I almost failed US Army Basic Training. I knew how to shoot. I could form a sight picture and was a pretty good shooter before entering the US Army. I was cocky! In my third and last attempt to qualify, I was a mental wreck. Worry, anger, frustration, and fear of being kicked out for not being able to shoot had me a nervous trainee walking onto that final range. As I settled into my firing point, Def Leppard started playing in my head, then Bon Jovi and some primary songs from my youth soon followed, and suddenly, quite to my surprise, I was qualified. I was not an expert shooter, but I qualified higher than marksman, and that was a great miracle, all because music relaxed my mind to perform a task. Music relaxing the mind was not a one-off event in my life. Often music remembered in my mind is the exact tool I need to accomplish a task.
I come from a long line of blue-collar workers. As a kid, some bully thought he could insult me by claiming, “Your mother wears combat boots.” Little did he know, she also could handle a whip, swing chains, and could have been a “biker chick” in Hell’s Angels. My mother was a truck driver, and I got hooked early on songs like Phantom 309, Teddy Bear, Convoy, East Bound and Down, Six Days on the Road, and Giddy-Up Go, to name a few. My dad has all the musical talent in the family, give him an instrument, and he can play it very quickly. From him, I learned about Blue Grass, Banjo’s, Bach, Mozart, Chopin, and the Boston Symphony Orchestra. From a couple of uncles, I learned how to irritate my father, with Alice in Chains, Rage Against the Machine, Queen, The Rolling Stones, and many more. Unfortunately, since my parents are also hippies, I have heard and appreciate The Doors, Buffalo Springfield, Moby Grape, Timothy Leary, The Grateful Dead, and Jimi Hendrix, and so many more of the Hippie songs.
Find the music you love to sing, you love to hear, that stirs your soul and lifts your mind, and play those CD’s, spin those 45’s, playlist the greatest, and always be exploring new sounds and wonders. Scatman’s World is one of my favorite albums, mostly due to the story of Scatman John, a musical genius who left us too early. Jazzmasters remains highly enjoyable to me. Country Western as a genre continues to charge my soul and makes me smile!
“Music — what a powerful instrument, what a mighty weapon!” – Maria August von Trapp
In the comments, tell me who and what you like.

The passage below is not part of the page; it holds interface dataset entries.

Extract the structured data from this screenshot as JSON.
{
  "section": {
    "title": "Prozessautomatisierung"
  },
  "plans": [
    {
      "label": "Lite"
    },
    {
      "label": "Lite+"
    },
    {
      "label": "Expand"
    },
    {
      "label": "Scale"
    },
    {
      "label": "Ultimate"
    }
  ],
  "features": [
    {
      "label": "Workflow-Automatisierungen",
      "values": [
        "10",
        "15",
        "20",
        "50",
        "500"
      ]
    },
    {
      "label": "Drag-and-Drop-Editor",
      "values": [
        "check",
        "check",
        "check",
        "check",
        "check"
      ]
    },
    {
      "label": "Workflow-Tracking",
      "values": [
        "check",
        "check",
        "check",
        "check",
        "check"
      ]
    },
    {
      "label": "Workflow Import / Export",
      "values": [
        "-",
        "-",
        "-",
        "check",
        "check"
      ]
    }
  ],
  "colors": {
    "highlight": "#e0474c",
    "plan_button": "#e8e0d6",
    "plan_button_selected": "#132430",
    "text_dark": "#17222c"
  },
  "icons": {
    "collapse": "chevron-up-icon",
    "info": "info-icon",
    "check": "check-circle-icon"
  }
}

Please share your favorites, and let’s improve the World with inspirational music! I still listen to Rachel Platten’s “Fight Song” when I feel defeated as a quick pick me up.
© 2021 M. Dave Salisbury

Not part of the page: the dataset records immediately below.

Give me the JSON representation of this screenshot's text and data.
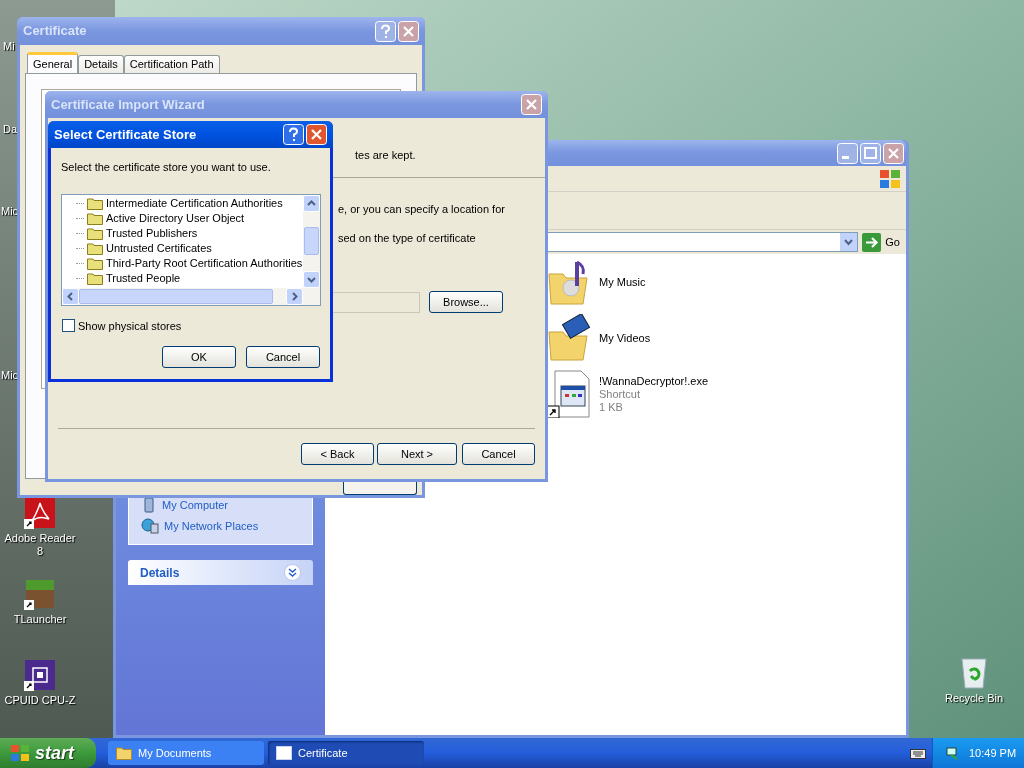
{
  "desktop": {
    "cut_off_labels": [
      "Mi",
      "Da",
      "Mic",
      "Mic"
    ],
    "icons": [
      {
        "label": "Adobe Reader 8",
        "kind": "pdf"
      },
      {
        "label": "TLauncher",
        "kind": "grass-block"
      },
      {
        "label": "CPUID CPU-Z",
        "kind": "chip"
      },
      {
        "label": "Recycle Bin",
        "kind": "recycle"
      }
    ]
  },
  "explorer": {
    "active": false,
    "go_label": "Go",
    "tasks": [
      {
        "label": "My Computer",
        "kind": "computer"
      },
      {
        "label": "My Network Places",
        "kind": "network"
      }
    ],
    "details_title": "Details",
    "items": [
      {
        "name": "My Music",
        "kind": "music-folder"
      },
      {
        "name": "My Videos",
        "kind": "video-folder"
      },
      {
        "name": "!WannaDecryptor!.exe",
        "kind": "shortcut",
        "type": "Shortcut",
        "size": "1 KB"
      }
    ]
  },
  "certificate_window": {
    "title": "Certificate",
    "active": false,
    "tabs": [
      {
        "label": "General",
        "selected": true
      },
      {
        "label": "Details",
        "selected": false
      },
      {
        "label": "Certification Path",
        "selected": false
      }
    ]
  },
  "import_wizard": {
    "title": "Certificate Import Wizard",
    "active": false,
    "header_text": "tes are kept.",
    "body_lines": [
      "e, or you can specify a location for",
      "sed on the type of certificate"
    ],
    "browse_label": "Browse...",
    "buttons": [
      "< Back",
      "Next >",
      "Cancel"
    ]
  },
  "store_dialog": {
    "title": "Select Certificate Store",
    "active": true,
    "prompt": "Select the certificate store you want to use.",
    "stores": [
      "Intermediate Certification Authorities",
      "Active Directory User Object",
      "Trusted Publishers",
      "Untrusted Certificates",
      "Third-Party Root Certification Authorities",
      "Trusted People"
    ],
    "show_physical_stores": {
      "label": "Show physical stores",
      "checked": false
    },
    "buttons": [
      "OK",
      "Cancel"
    ]
  },
  "taskbar": {
    "start_label": "start",
    "tasks": [
      {
        "label": "My Documents",
        "kind": "folder",
        "selected": false
      },
      {
        "label": "Certificate",
        "kind": "window",
        "selected": true
      }
    ],
    "clock": "10:49 PM"
  }
}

All Rights Reserved
The images used herein were obtained in the public domain; this author holds no copyright to the images displayed.
2 thoughts on “NO MORE BS: A Powerful Tool – Music”
I sang at the top of my lungs without a mask since this whole cov19 started. The truth shall set us free.
So have I. Keep up the songs!